Task statement:
Return the records below in full. Keep every word exact and skip the images.
Data in this exercise Block Start
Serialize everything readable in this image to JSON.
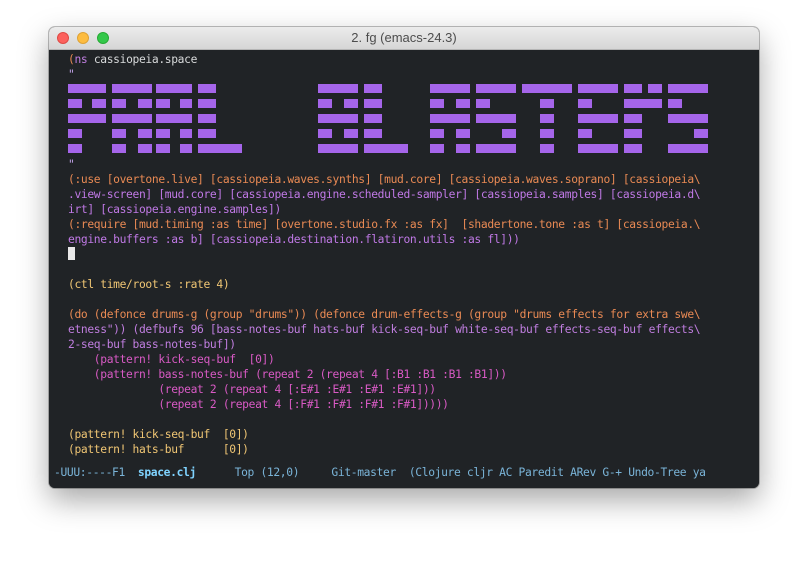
{
  "window": {
    "title": "2. fg (emacs-24.3)"
  },
  "buffer": {
    "line_ns": "(ns cassiopeia.space",
    "line_quote1": "\"",
    "line_quote2": "\"",
    "banner_text": "SPACE BLASTER",
    "line_use_1": "(:use [overtone.live] [cassiopeia.waves.synths] [mud.core] [cassiopeia.waves.soprano] [cassiopeia\\",
    "line_use_2": ".view-screen] [mud.core] [cassiopeia.engine.scheduled-sampler] [cassiopeia.samples] [cassiopeia.d\\",
    "line_use_3": "irt] [cassiopeia.engine.samples])",
    "line_req_1": "(:require [mud.timing :as time] [overtone.studio.fx :as fx]  [shadertone.tone :as t] [cassiopeia.\\",
    "line_req_2": "engine.buffers :as b] [cassiopeia.destination.flatiron.utils :as fl]))",
    "line_ctl": "(ctl time/root-s :rate 4)",
    "line_do_1": "(do (defonce drums-g (group \"drums\")) (defonce drum-effects-g (group \"drums effects for extra swe\\",
    "line_do_2": "etness\")) (defbufs 96 [bass-notes-buf hats-buf kick-seq-buf white-seq-buf effects-seq-buf effects\\",
    "line_do_3": "2-seq-buf bass-notes-buf])",
    "line_p1": "    (pattern! kick-seq-buf  [0])",
    "line_p2": "    (pattern! bass-notes-buf (repeat 2 (repeat 4 [:B1 :B1 :B1 :B1]))",
    "line_p3": "              (repeat 2 (repeat 4 [:E#1 :E#1 :E#1 :E#1]))",
    "line_p4": "              (repeat 2 (repeat 4 [:F#1 :F#1 :F#1 :F#1]))))",
    "line_k": "(pattern! kick-seq-buf  [0])",
    "line_h": "(pattern! hats-buf      [0])"
  },
  "modeline": {
    "status": "-UUU:----F1  ",
    "buffer_name": "space.clj",
    "position": "      Top (12,0)     ",
    "vc": "Git-master  ",
    "modes": "(Clojure cljr AC Paredit ARev G-+ Undo-Tree ya"
  },
  "colors": {
    "background": "#202326",
    "banner": "#a565ea",
    "paren": "#e98a54",
    "keyword": "#c07ee0",
    "modeline_text": "#7ab4d8"
  }
}
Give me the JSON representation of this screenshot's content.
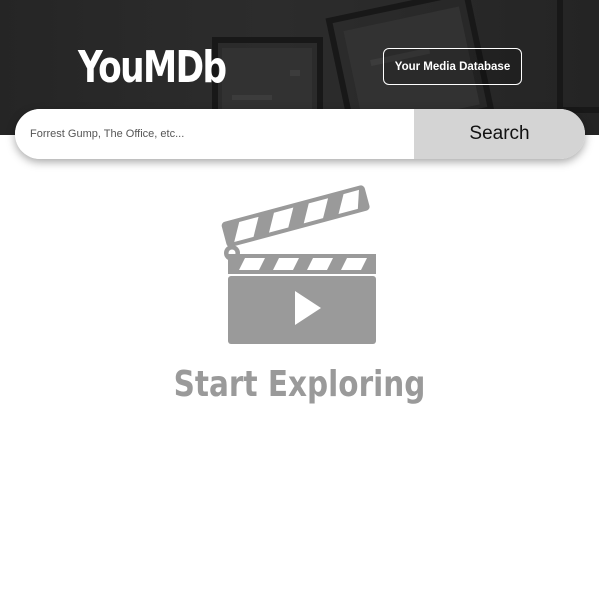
{
  "header": {
    "brand": "YouMDb",
    "tagline_button": "Your Media Database"
  },
  "search": {
    "placeholder": "Forrest Gump, The Office, etc...",
    "value": "",
    "button_label": "Search"
  },
  "empty_state": {
    "icon": "clapperboard-play-icon",
    "title": "Start Exploring"
  },
  "colors": {
    "hero_background": "#2e2e2e",
    "search_button_bg": "#d4d4d4",
    "icon_gray": "#9a9a9a",
    "text_white": "#ffffff"
  }
}
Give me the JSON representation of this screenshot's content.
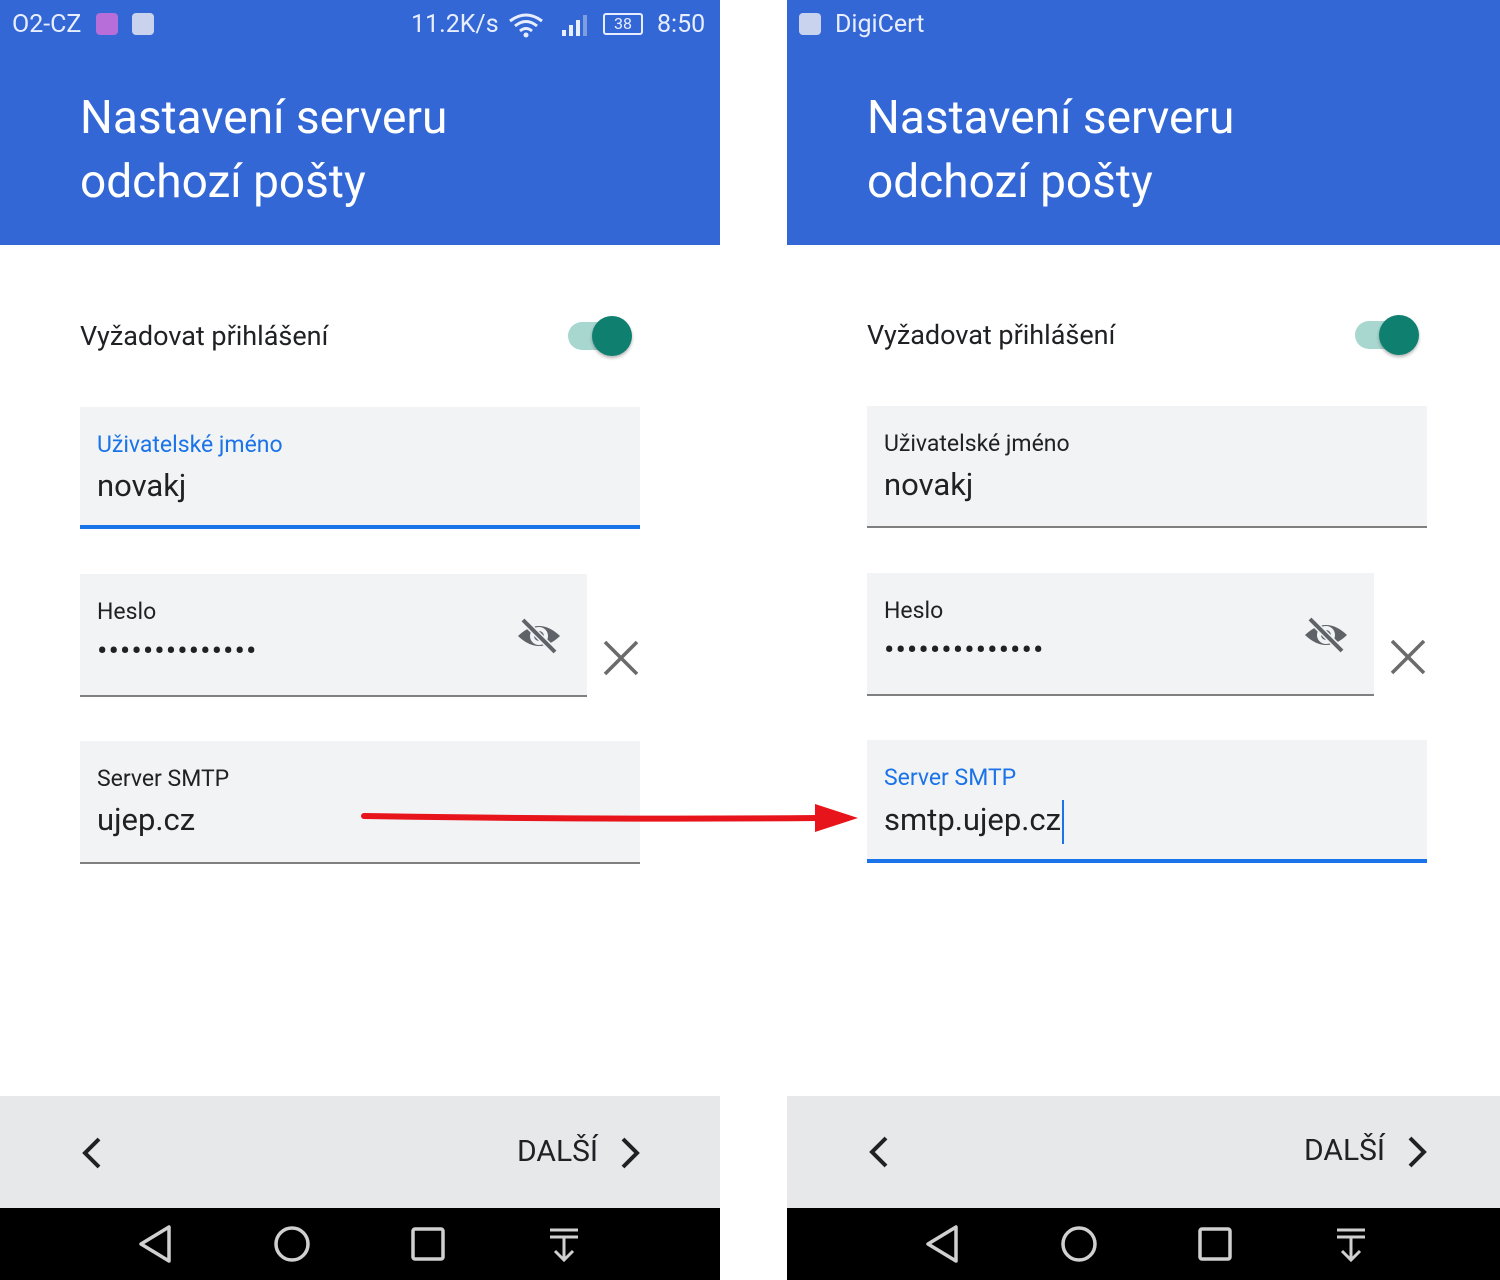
{
  "left_screen": {
    "status_bar": {
      "carrier": "O2-CZ",
      "speed": "11.2K/s",
      "battery": "38",
      "time": "8:50"
    },
    "header": {
      "title_line1": "Nastavení serveru",
      "title_line2": "odchozí pošty"
    },
    "toggle": {
      "label": "Vyžadovat přihlášení",
      "on": true
    },
    "username": {
      "label": "Uživatelské jméno",
      "value": "novakj"
    },
    "password": {
      "label": "Heslo",
      "value": "••••••••••••••"
    },
    "smtp": {
      "label": "Server SMTP",
      "value": "ujep.cz"
    },
    "footer": {
      "next_label": "DALŠÍ"
    }
  },
  "right_screen": {
    "status_bar": {
      "app_name": "DigiCert"
    },
    "header": {
      "title_line1": "Nastavení serveru",
      "title_line2": "odchozí pošty"
    },
    "toggle": {
      "label": "Vyžadovat přihlášení",
      "on": true
    },
    "username": {
      "label": "Uživatelské jméno",
      "value": "novakj"
    },
    "password": {
      "label": "Heslo",
      "value": "••••••••••••••"
    },
    "smtp": {
      "label": "Server SMTP",
      "value": "smtp.ujep.cz"
    },
    "footer": {
      "next_label": "DALŠÍ"
    }
  },
  "colors": {
    "header": "#3367d6",
    "accent_blue": "#1a73e8",
    "toggle_thumb": "#0f7f6f",
    "toggle_track": "#a8d7d0",
    "field_bg": "#f1f3f4",
    "bottom_bar": "#e7e8ea",
    "nav_bar": "#000000",
    "annotation_arrow": "#e8141b"
  },
  "icons": [
    "gallery-notification-icon",
    "mail-notification-icon",
    "wifi-icon",
    "signal-icon",
    "battery-icon",
    "eye-off-icon",
    "close-icon",
    "chevron-left-icon",
    "chevron-right-icon",
    "nav-back-icon",
    "nav-home-icon",
    "nav-recents-icon",
    "nav-pulldown-icon",
    "red-arrow-annotation"
  ]
}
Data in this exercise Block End
Solution to the exercise:
Serialize everything readable in this image to JSON.
{
  "window": {
    "title": "2. fg (emacs-24.3)"
  },
  "buffer": {
    "line_ns": "(ns cassiopeia.space",
    "line_quote1": "\"",
    "line_quote2": "\"",
    "banner_text": "SPACE BLASTER",
    "line_use_1": "(:use [overtone.live] [cassiopeia.waves.synths] [mud.core] [cassiopeia.waves.soprano] [cassiopeia\\",
    "line_use_2": ".view-screen] [mud.core] [cassiopeia.engine.scheduled-sampler] [cassiopeia.samples] [cassiopeia.d\\",
    "line_use_3": "irt] [cassiopeia.engine.samples])",
    "line_req_1": "(:require [mud.timing :as time] [overtone.studio.fx :as fx]  [shadertone.tone :as t] [cassiopeia.\\",
    "line_req_2": "engine.buffers :as b] [cassiopeia.destination.flatiron.utils :as fl]))",
    "line_ctl": "(ctl time/root-s :rate 4)",
    "line_do_1": "(do (defonce drums-g (group \"drums\")) (defonce drum-effects-g (group \"drums effects for extra swe\\",
    "line_do_2": "etness\")) (defbufs 96 [bass-notes-buf hats-buf kick-seq-buf white-seq-buf effects-seq-buf effects\\",
    "line_do_3": "2-seq-buf bass-notes-buf])",
    "line_p1": "    (pattern! kick-seq-buf  [0])",
    "line_p2": "    (pattern! bass-notes-buf (repeat 2 (repeat 4 [:B1 :B1 :B1 :B1]))",
    "line_p3": "              (repeat 2 (repeat 4 [:E#1 :E#1 :E#1 :E#1]))",
    "line_p4": "              (repeat 2 (repeat 4 [:F#1 :F#1 :F#1 :F#1]))))",
    "line_k": "(pattern! kick-seq-buf  [0])",
    "line_h": "(pattern! hats-buf      [0])"
  },
  "modeline": {
    "status": "-UUU:----F1  ",
    "buffer_name": "space.clj",
    "position": "      Top (12,0)     ",
    "vc": "Git-master  ",
    "modes": "(Clojure cljr AC Paredit ARev G-+ Undo-Tree ya"
  },
  "colors": {
    "background": "#202326",
    "banner": "#a565ea",
    "paren": "#e98a54",
    "keyword": "#c07ee0",
    "modeline_text": "#7ab4d8"
  }
}
Give me the JSON representation of this screenshot's content.
{
  "header": {
    "brand": "YouMDb",
    "tagline_button": "Your Media Database"
  },
  "search": {
    "placeholder": "Forrest Gump, The Office, etc...",
    "value": "",
    "button_label": "Search"
  },
  "empty_state": {
    "icon": "clapperboard-play-icon",
    "title": "Start Exploring"
  },
  "colors": {
    "hero_background": "#2e2e2e",
    "search_button_bg": "#d4d4d4",
    "icon_gray": "#9a9a9a",
    "text_white": "#ffffff"
  }
}
Give me the JSON representation of this screenshot's content.
{
  "left_screen": {
    "status_bar": {
      "carrier": "O2-CZ",
      "speed": "11.2K/s",
      "battery": "38",
      "time": "8:50"
    },
    "header": {
      "title_line1": "Nastavení serveru",
      "title_line2": "odchozí pošty"
    },
    "toggle": {
      "label": "Vyžadovat přihlášení",
      "on": true
    },
    "username": {
      "label": "Uživatelské jméno",
      "value": "novakj"
    },
    "password": {
      "label": "Heslo",
      "value": "••••••••••••••"
    },
    "smtp": {
      "label": "Server SMTP",
      "value": "ujep.cz"
    },
    "footer": {
      "next_label": "DALŠÍ"
    }
  },
  "right_screen": {
    "status_bar": {
      "app_name": "DigiCert"
    },
    "header": {
      "title_line1": "Nastavení serveru",
      "title_line2": "odchozí pošty"
    },
    "toggle": {
      "label": "Vyžadovat přihlášení",
      "on": true
    },
    "username": {
      "label": "Uživatelské jméno",
      "value": "novakj"
    },
    "password": {
      "label": "Heslo",
      "value": "••••••••••••••"
    },
    "smtp": {
      "label": "Server SMTP",
      "value": "smtp.ujep.cz"
    },
    "footer": {
      "next_label": "DALŠÍ"
    }
  },
  "colors": {
    "header": "#3367d6",
    "accent_blue": "#1a73e8",
    "toggle_thumb": "#0f7f6f",
    "toggle_track": "#a8d7d0",
    "field_bg": "#f1f3f4",
    "bottom_bar": "#e7e8ea",
    "nav_bar": "#000000",
    "annotation_arrow": "#e8141b"
  },
  "icons": [
    "gallery-notification-icon",
    "mail-notification-icon",
    "wifi-icon",
    "signal-icon",
    "battery-icon",
    "eye-off-icon",
    "close-icon",
    "chevron-left-icon",
    "chevron-right-icon",
    "nav-back-icon",
    "nav-home-icon",
    "nav-recents-icon",
    "nav-pulldown-icon",
    "red-arrow-annotation"
  ]
}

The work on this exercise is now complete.